• Activity:
Return, verbatim and in full, the records that follow, but not their pictures.

• Records supplied:
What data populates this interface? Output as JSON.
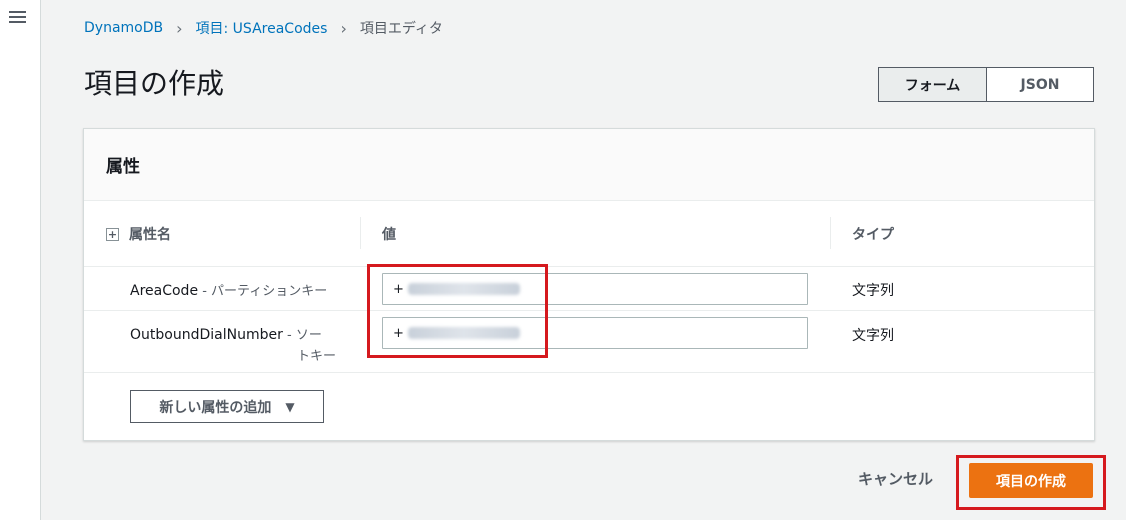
{
  "breadcrumb": {
    "items": [
      "DynamoDB",
      "項目: USAreaCodes"
    ],
    "current": "項目エディタ"
  },
  "page_title": "項目の作成",
  "view_toggle": {
    "form": "フォーム",
    "json": "JSON"
  },
  "panel": {
    "title": "属性",
    "columns": {
      "name": "属性名",
      "value": "値",
      "type": "タイプ"
    },
    "expand_glyph": "+",
    "rows": [
      {
        "name": "AreaCode",
        "key_type": " - パーティションキー",
        "value_prefix": "+",
        "type": "文字列"
      },
      {
        "name": "OutboundDialNumber",
        "key_type_1": " - ソー",
        "key_type_2": "トキー",
        "value_prefix": "+",
        "type": "文字列"
      }
    ],
    "add_attribute": "新しい属性の追加",
    "add_caret": "▼"
  },
  "footer": {
    "cancel": "キャンセル",
    "create": "項目の作成"
  },
  "colors": {
    "primary": "#ec7211",
    "link": "#0073bb",
    "highlight": "#d5191e"
  },
  "icons": {
    "menu": "hamburger-icon",
    "expand": "plus-square-icon",
    "caret": "caret-down-icon",
    "separator": "chevron-right-icon"
  }
}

• Response area:
What data populates this interface? Output as JSON.
{
  "breadcrumb": {
    "items": [
      "DynamoDB",
      "項目: USAreaCodes"
    ],
    "current": "項目エディタ"
  },
  "page_title": "項目の作成",
  "view_toggle": {
    "form": "フォーム",
    "json": "JSON"
  },
  "panel": {
    "title": "属性",
    "columns": {
      "name": "属性名",
      "value": "値",
      "type": "タイプ"
    },
    "expand_glyph": "+",
    "rows": [
      {
        "name": "AreaCode",
        "key_type": " - パーティションキー",
        "value_prefix": "+",
        "type": "文字列"
      },
      {
        "name": "OutboundDialNumber",
        "key_type_1": " - ソー",
        "key_type_2": "トキー",
        "value_prefix": "+",
        "type": "文字列"
      }
    ],
    "add_attribute": "新しい属性の追加",
    "add_caret": "▼"
  },
  "footer": {
    "cancel": "キャンセル",
    "create": "項目の作成"
  },
  "colors": {
    "primary": "#ec7211",
    "link": "#0073bb",
    "highlight": "#d5191e"
  },
  "icons": {
    "menu": "hamburger-icon",
    "expand": "plus-square-icon",
    "caret": "caret-down-icon",
    "separator": "chevron-right-icon"
  }
}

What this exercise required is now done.